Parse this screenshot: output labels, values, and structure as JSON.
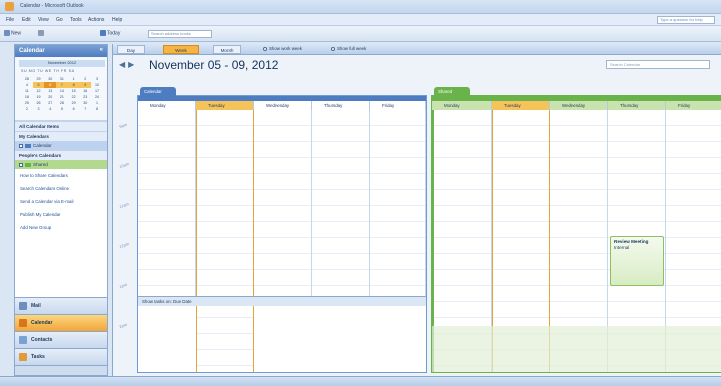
{
  "app": {
    "title": "Calendar - Microsoft Outlook"
  },
  "menu": [
    "File",
    "Edit",
    "View",
    "Go",
    "Tools",
    "Actions",
    "Help"
  ],
  "help_placeholder": "Type a question for help",
  "toolbar": {
    "new_label": "New",
    "print_label": "",
    "today_label": "Today",
    "search_placeholder": "Search address books"
  },
  "nav": {
    "title": "Calendar",
    "mini_cal_month": "November 2012",
    "mini_cal_dows": "SU MO TU WE TH FR SA",
    "mini_cal_rows": [
      [
        "28",
        "29",
        "30",
        "31",
        "1",
        "2",
        "3"
      ],
      [
        "4",
        "5",
        "6",
        "7",
        "8",
        "9",
        "10"
      ],
      [
        "11",
        "12",
        "13",
        "14",
        "15",
        "16",
        "17"
      ],
      [
        "18",
        "19",
        "20",
        "21",
        "22",
        "23",
        "24"
      ],
      [
        "25",
        "26",
        "27",
        "28",
        "29",
        "30",
        "1"
      ],
      [
        "2",
        "3",
        "4",
        "5",
        "6",
        "7",
        "8"
      ]
    ],
    "all_items": "All Calendar Items",
    "my_calendars_hdr": "My Calendars",
    "my_calendar": "Calendar",
    "shared_hdr": "People's Calendars",
    "shared_calendar": "Shared",
    "links": [
      "How to Share Calendars",
      "Search Calendars Online",
      "Send a Calendar via E-mail",
      "Publish My Calendar",
      "Add New Group"
    ],
    "buttons": [
      "Mail",
      "Calendar",
      "Contacts",
      "Tasks"
    ]
  },
  "view": {
    "tabs": [
      "Day",
      "Week",
      "Month"
    ],
    "radio_show": "Show work week",
    "radio_full": "Show full week",
    "date_range": "November 05 - 09, 2012",
    "search_placeholder": "Search Calendar"
  },
  "panels": [
    {
      "tab": "Calendar",
      "days": [
        "Monday",
        "Tuesday",
        "Wednesday",
        "Thursday",
        "Friday"
      ]
    },
    {
      "tab": "Shared",
      "days": [
        "Monday",
        "Tuesday",
        "Wednesday",
        "Thursday",
        "Friday"
      ]
    }
  ],
  "tasks_label": "Show tasks on: Due Date",
  "event": {
    "title": "Review Meeting",
    "subtitle": "Internal"
  },
  "colors": {
    "accent": "#f6b442",
    "blue": "#4d7cc0",
    "green": "#6ab34a"
  }
}
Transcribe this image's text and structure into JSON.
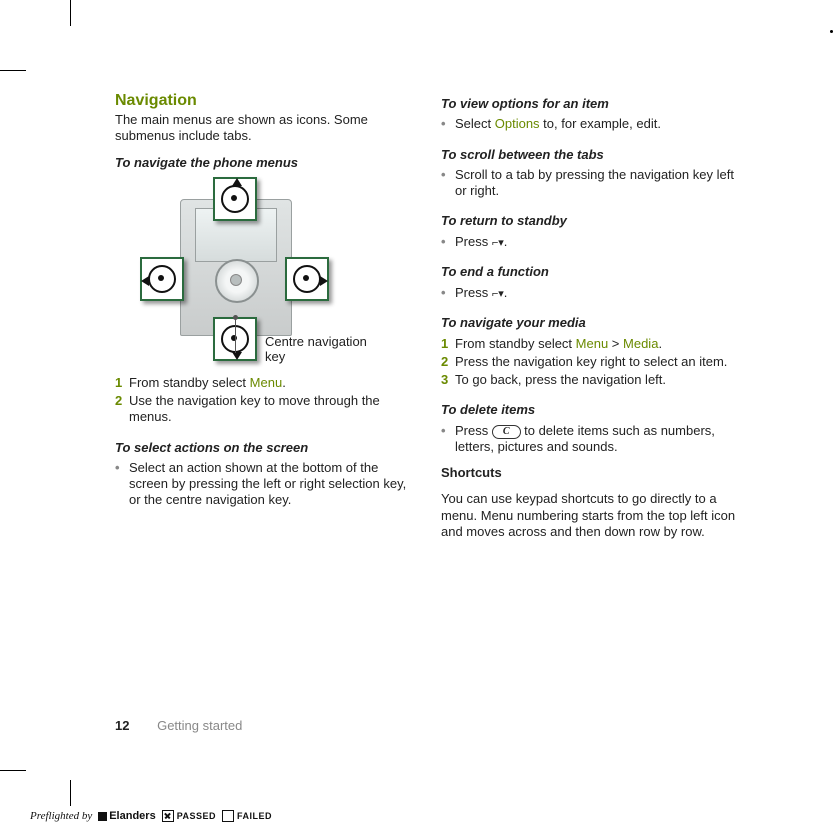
{
  "left": {
    "heading": "Navigation",
    "intro": "The main menus are shown as icons. Some submenus include tabs.",
    "sub1": "To navigate the phone menus",
    "diagram_label": "Centre navigation key",
    "step1_pre": "From standby select ",
    "step1_link": "Menu",
    "step1_post": ".",
    "step2": "Use the navigation key to move through the menus.",
    "sub2": "To select actions on the screen",
    "bullet2": "Select an action shown at the bottom of the screen by pressing the left or right selection key, or the centre navigation key."
  },
  "right": {
    "sub1": "To view options for an item",
    "b1_pre": "Select ",
    "b1_link": "Options",
    "b1_post": " to, for example, edit.",
    "sub2": "To scroll between the tabs",
    "b2": "Scroll to a tab by pressing the navigation key left or right.",
    "sub3": "To return to standby",
    "b3_pre": "Press ",
    "b3_post": ".",
    "sub4": "To end a function",
    "b4_pre": "Press ",
    "b4_post": ".",
    "sub5": "To navigate your media",
    "n1_pre": "From standby select ",
    "n1_link1": "Menu",
    "n1_mid": " > ",
    "n1_link2": "Media",
    "n1_post": ".",
    "n2": "Press the navigation key right to select an item.",
    "n3": "To go back, press the navigation left.",
    "sub6": "To delete items",
    "b6_pre": "Press ",
    "b6_key": "C",
    "b6_post": " to delete items such as numbers, letters, pictures and sounds.",
    "sub7": "Shortcuts",
    "p7": "You can use keypad shortcuts to go directly to a menu. Menu numbering starts from the top left icon and moves across and then down row by row."
  },
  "markers": {
    "one": "1",
    "two": "2",
    "three": "3",
    "dot": "•"
  },
  "footer": {
    "page": "12",
    "section": "Getting started"
  },
  "preflight": {
    "label": "Preflighted by",
    "brand": "Elanders",
    "passed": "PASSED",
    "failed": "FAILED"
  }
}
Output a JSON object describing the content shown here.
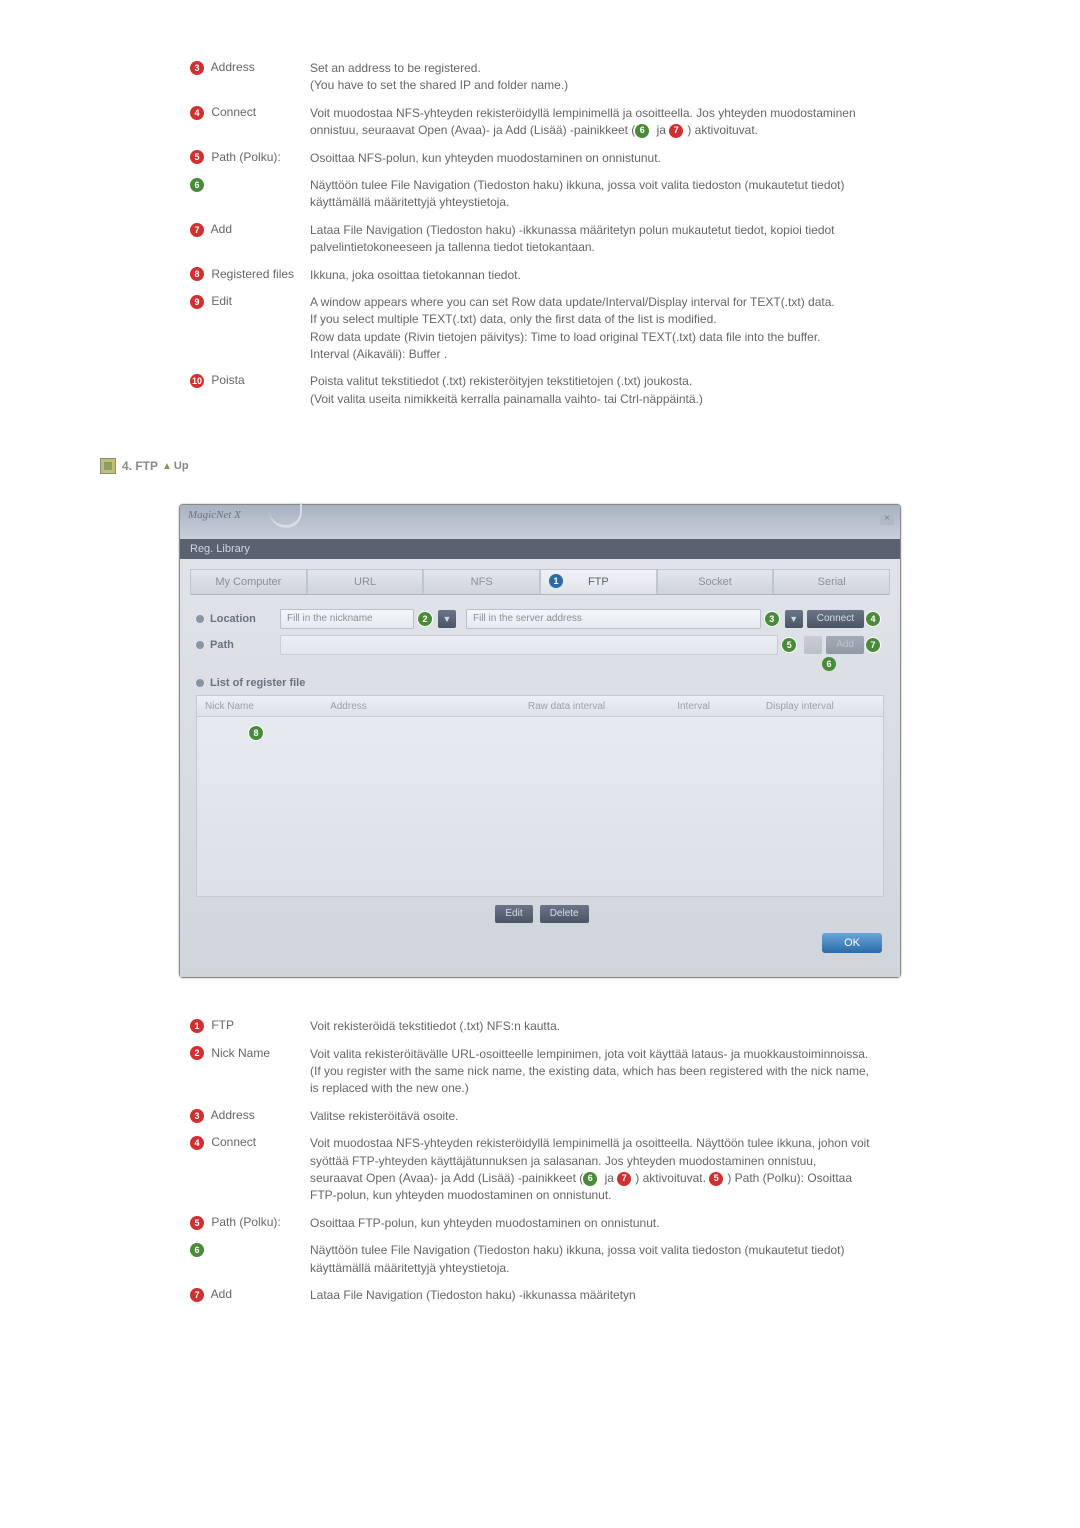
{
  "upper": [
    {
      "badge": {
        "n": "3",
        "color": "nb-red"
      },
      "label": "Address",
      "desc": "Set an address to be registered.\n(You have to set the shared IP and folder name.)"
    },
    {
      "badge": {
        "n": "4",
        "color": "nb-red"
      },
      "label": "Connect",
      "desc": "Voit muodostaa NFS-yhteyden rekisteröidyllä lempinimellä ja osoitteella. Jos yhteyden muodostaminen onnistuu, seuraavat Open (Avaa)- ja Add (Lisää) -painikkeet ({6} ja {7}) aktivoituvat."
    },
    {
      "badge": {
        "n": "5",
        "color": "nb-red"
      },
      "label": "Path (Polku):",
      "desc": "Osoittaa NFS-polun, kun yhteyden muodostaminen on onnistunut."
    },
    {
      "badge": {
        "n": "6",
        "color": "nb-green"
      },
      "label": "",
      "desc": "Näyttöön tulee File Navigation (Tiedoston haku) ikkuna, jossa voit valita tiedoston (mukautetut tiedot) käyttämällä määritettyjä yhteystietoja."
    },
    {
      "badge": {
        "n": "7",
        "color": "nb-red"
      },
      "label": "Add",
      "desc": "Lataa File Navigation (Tiedoston haku) -ikkunassa määritetyn polun mukautetut tiedot, kopioi tiedot palvelintietokoneeseen ja tallenna tiedot tietokantaan."
    },
    {
      "badge": {
        "n": "8",
        "color": "nb-red"
      },
      "label": "Registered files",
      "desc": "Ikkuna, joka osoittaa tietokannan tiedot."
    },
    {
      "badge": {
        "n": "9",
        "color": "nb-red"
      },
      "label": "Edit",
      "desc": "A window appears where you can set Row data update/Interval/Display interval for TEXT(.txt) data.\nIf you select multiple TEXT(.txt) data, only the first data of the list is modified.\nRow data update (Rivin tietojen päivitys): Time to load original TEXT(.txt) data file into the buffer.\nInterval (Aikaväli): Buffer ."
    },
    {
      "badge": {
        "n": "10",
        "color": "nb-red"
      },
      "label": "Poista",
      "desc": "Poista valitut tekstitiedot (.txt) rekisteröityjen tekstitietojen (.txt) joukosta.\n(Voit valita useita nimikkeitä kerralla painamalla vaihto- tai Ctrl-näppäintä.)"
    }
  ],
  "section4": {
    "title": "4. FTP",
    "up": "Up"
  },
  "app": {
    "title": "MagicNet X",
    "menu": "Reg. Library",
    "tabs": [
      "My Computer",
      "URL",
      "NFS",
      "FTP",
      "Socket",
      "Serial"
    ],
    "activeTabIndex": 3,
    "locationLabel": "Location",
    "locationPlaceholder": "Fill in the nickname",
    "addressPlaceholder": "Fill in the server address",
    "pathLabel": "Path",
    "connectBtn": "Connect",
    "addBtn": "Add",
    "listLabel": "List of register file",
    "columns": [
      "Nick Name",
      "Address",
      "Raw data interval",
      "Interval",
      "Display interval"
    ],
    "editBtn": "Edit",
    "deleteBtn": "Delete",
    "okBtn": "OK"
  },
  "lower": [
    {
      "badge": {
        "n": "1",
        "color": "nb-red"
      },
      "label": "FTP",
      "desc": "Voit rekisteröidä tekstitiedot (.txt) NFS:n kautta."
    },
    {
      "badge": {
        "n": "2",
        "color": "nb-red"
      },
      "label": "Nick Name",
      "desc": "Voit valita rekisteröitävälle URL-osoitteelle lempinimen, jota voit käyttää lataus- ja muokkaustoiminnoissa. (If you register with the same nick name, the existing data, which has been registered with the nick name, is replaced with the new one.)"
    },
    {
      "badge": {
        "n": "3",
        "color": "nb-red"
      },
      "label": "Address",
      "desc": "Valitse rekisteröitävä osoite."
    },
    {
      "badge": {
        "n": "4",
        "color": "nb-red"
      },
      "label": "Connect",
      "desc": "Voit muodostaa NFS-yhteyden rekisteröidyllä lempinimellä ja osoitteella. Näyttöön tulee ikkuna, johon voit syöttää FTP-yhteyden käyttäjätunnuksen ja salasanan. Jos yhteyden muodostaminen onnistuu, seuraavat Open (Avaa)- ja Add (Lisää) -painikkeet ({6} ja {7}) aktivoituvat. {5}) Path (Polku): Osoittaa FTP-polun, kun yhteyden muodostaminen on onnistunut."
    },
    {
      "badge": {
        "n": "5",
        "color": "nb-red"
      },
      "label": "Path (Polku):",
      "desc": "Osoittaa FTP-polun, kun yhteyden muodostaminen on onnistunut."
    },
    {
      "badge": {
        "n": "6",
        "color": "nb-green"
      },
      "label": "",
      "desc": "Näyttöön tulee File Navigation (Tiedoston haku) ikkuna, jossa voit valita tiedoston (mukautetut tiedot) käyttämällä määritettyjä yhteystietoja."
    },
    {
      "badge": {
        "n": "7",
        "color": "nb-red"
      },
      "label": "Add",
      "desc": "Lataa File Navigation (Tiedoston haku) -ikkunassa määritetyn"
    }
  ],
  "inlineBadges": {
    "5": {
      "n": "5",
      "color": "nb-red"
    },
    "6": {
      "n": "6",
      "color": "nb-green"
    },
    "7": {
      "n": "7",
      "color": "nb-red"
    }
  }
}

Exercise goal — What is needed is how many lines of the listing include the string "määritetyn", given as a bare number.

Result for this exercise — 2